The index is now a mere 1% below pre-pandemic levels.

“Top lines are improving, cap rates are declining, and property prices are quickly recovering lost ground,” said Peter Rothemund, managing director at Green Street. “In some cases, like self-storage, industrial, and manufactured home parks, prices are hitting new highs—and are now 15-25% higher than pre-COVID marks.”

Buyers and sellers have been in a standoff over pricing since the pandemic began, and rising prices suggest that buyers are now more willing to negotiate on price.

“While some discounting has occurred in unique situations, valuations of most asset types have largely held steady or surpassed pre-health crisis levels as strong buyer interest has aligned with limited for-sale inventory,” Marcus & Millichap notes in a recent report on the phenomenon. “This dynamic has also led to cap rate compression among sought after assets.”
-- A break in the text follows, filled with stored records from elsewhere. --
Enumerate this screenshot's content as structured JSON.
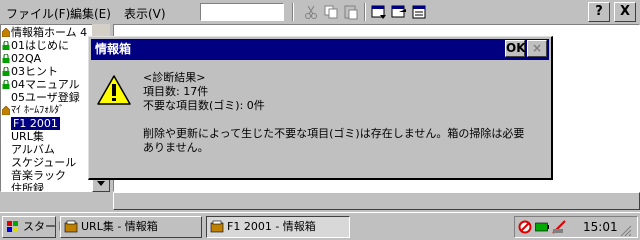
{
  "menu": {
    "file": "ファイル(F)",
    "edit": "編集(E)",
    "view": "表示(V)"
  },
  "toolbar": {
    "icons": [
      "cut-icon",
      "copy-icon",
      "paste-icon",
      "window-icon",
      "window-arrow-icon",
      "window-list-icon",
      "help-icon",
      "close-icon"
    ],
    "help_label": "?",
    "close_label": "X"
  },
  "tree": {
    "items": [
      {
        "label": "情報箱ホーム 4",
        "icon": "home-icon"
      },
      {
        "label": "01はじめに",
        "icon": "lock-icon"
      },
      {
        "label": "02QA",
        "icon": "lock-icon"
      },
      {
        "label": "03ヒント",
        "icon": "lock-icon"
      },
      {
        "label": "04マニュアル",
        "icon": "lock-icon"
      },
      {
        "label": "05ユーザ登録",
        "icon": "none"
      },
      {
        "label": "ﾏｲ ﾎｰﾑﾌｫﾙﾀﾞ",
        "icon": "home-icon"
      },
      {
        "label": "F1 2001",
        "icon": "none",
        "selected": true
      },
      {
        "label": "URL集",
        "icon": "none"
      },
      {
        "label": "アルバム",
        "icon": "none"
      },
      {
        "label": "スケジュール",
        "icon": "none"
      },
      {
        "label": "音楽ラック",
        "icon": "none"
      },
      {
        "label": "住所録",
        "icon": "none"
      }
    ]
  },
  "dialog": {
    "title": "情報箱",
    "ok_label": "OK",
    "close_label": "×",
    "icon": "warning-icon",
    "lines": [
      "<診断結果>",
      "項目数: 17件",
      "不要な項目数(ゴミ): 0件",
      "",
      "削除や更新によって生じた不要な項目(ゴミ)は存在しません。箱の掃除は必要",
      "ありません。"
    ]
  },
  "taskbar": {
    "start_label": "スタート",
    "tasks": [
      {
        "label": "URL集 - 情報箱",
        "icon": "infobox-icon",
        "active": false
      },
      {
        "label": "F1 2001 - 情報箱",
        "icon": "infobox-icon",
        "active": true
      }
    ],
    "tray_icons": [
      "no-entry-icon",
      "battery-icon",
      "pen-icon"
    ],
    "clock": "15:01"
  }
}
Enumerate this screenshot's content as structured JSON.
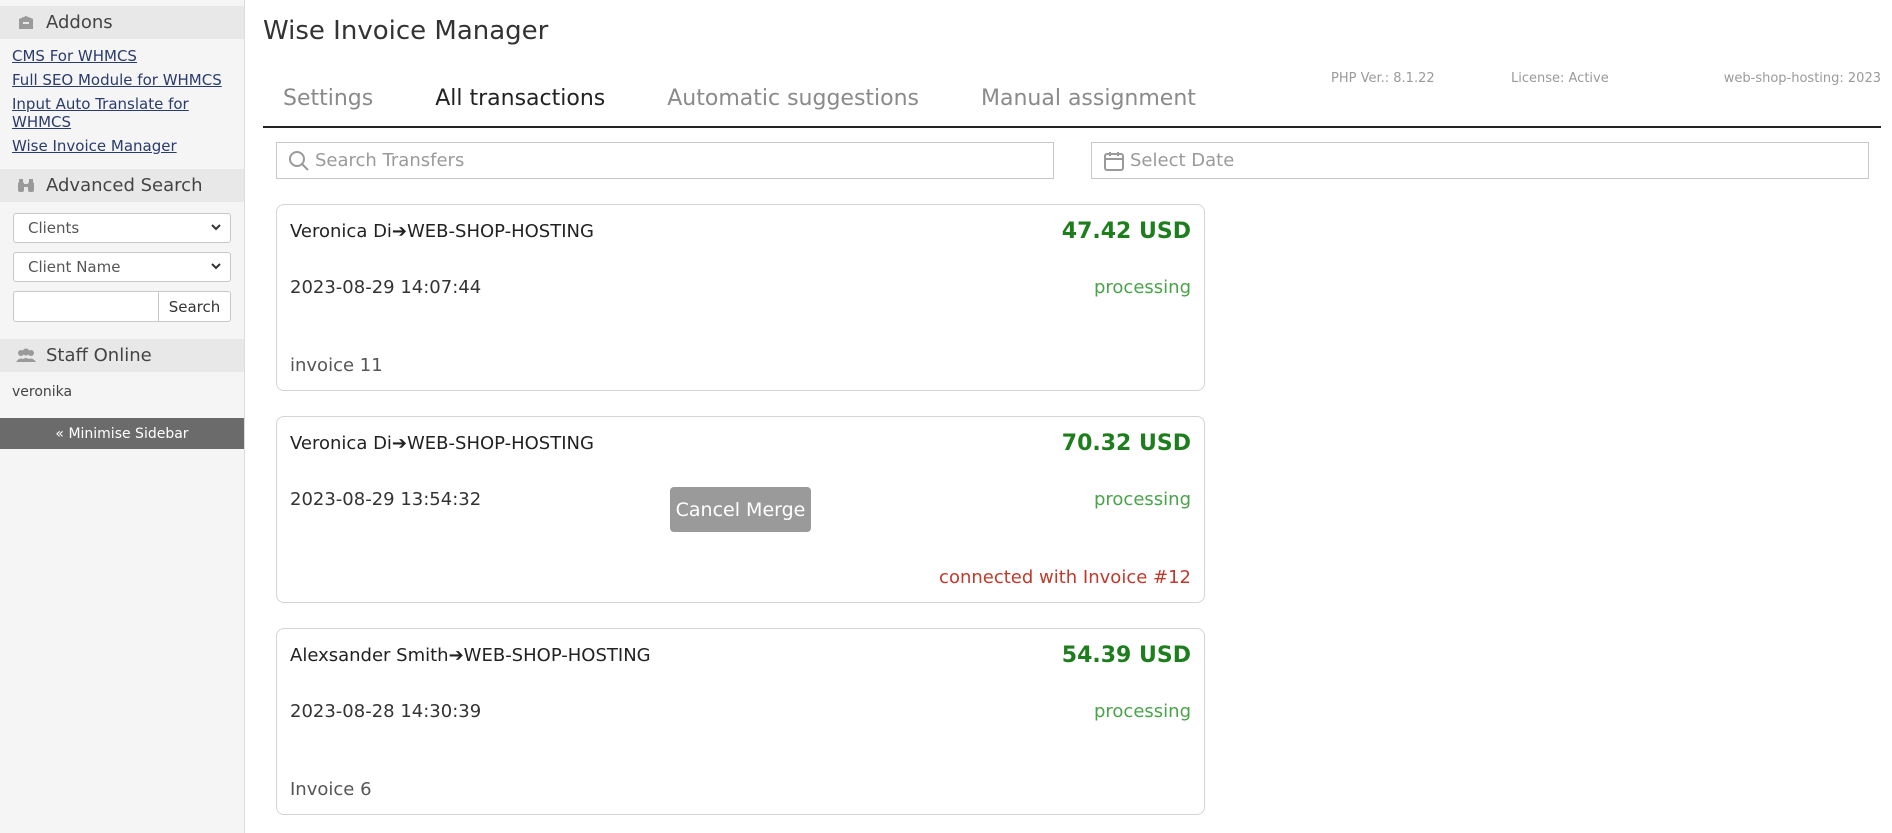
{
  "sidebar": {
    "addons_title": "Addons",
    "addon_links": [
      "CMS For WHMCS",
      "Full SEO Module for WHMCS",
      "Input Auto Translate for WHMCS",
      "Wise Invoice Manager"
    ],
    "advanced_search_title": "Advanced Search",
    "search_type": "Clients",
    "search_field": "Client Name",
    "search_button": "Search",
    "staff_online_title": "Staff Online",
    "staff_name": "veronika",
    "minimise_label": "« Minimise Sidebar"
  },
  "main": {
    "title": "Wise Invoice Manager",
    "tabs": [
      {
        "label": "Settings",
        "active": false
      },
      {
        "label": "All transactions",
        "active": true
      },
      {
        "label": "Automatic suggestions",
        "active": false
      },
      {
        "label": "Manual assignment",
        "active": false
      }
    ],
    "meta": {
      "php": "PHP Ver.: 8.1.22",
      "license": "License: Active",
      "site": "web-shop-hosting: 2023"
    },
    "search_placeholder": "Search Transfers",
    "date_placeholder": "Select Date"
  },
  "transactions": [
    {
      "payer": "Veronica Di➔WEB-SHOP-HOSTING",
      "amount": "47.42 USD",
      "date": "2023-08-29 14:07:44",
      "status": "processing",
      "note": "invoice 11"
    },
    {
      "payer": "Veronica Di➔WEB-SHOP-HOSTING",
      "amount": "70.32 USD",
      "date": "2023-08-29 13:54:32",
      "status": "processing",
      "cancel_label": "Cancel Merge",
      "connected": "connected with Invoice #12"
    },
    {
      "payer": "Alexsander Smith➔WEB-SHOP-HOSTING",
      "amount": "54.39 USD",
      "date": "2023-08-28 14:30:39",
      "status": "processing",
      "note": "Invoice 6"
    }
  ],
  "colors": {
    "amount": "#1e7e1e",
    "status": "#4aa34a",
    "connected": "#c0392b",
    "minimise_bg": "#6b6b6b"
  }
}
Pricing may also be moving because of higher transaction volume, which helps with price discovery. Commercial real estate transaction volume is expected to recover relatively quickly through 2023, to $590 billion versus $500 billion in 2021, according to the Urban Land Institute.

 

Source: GlobeSt.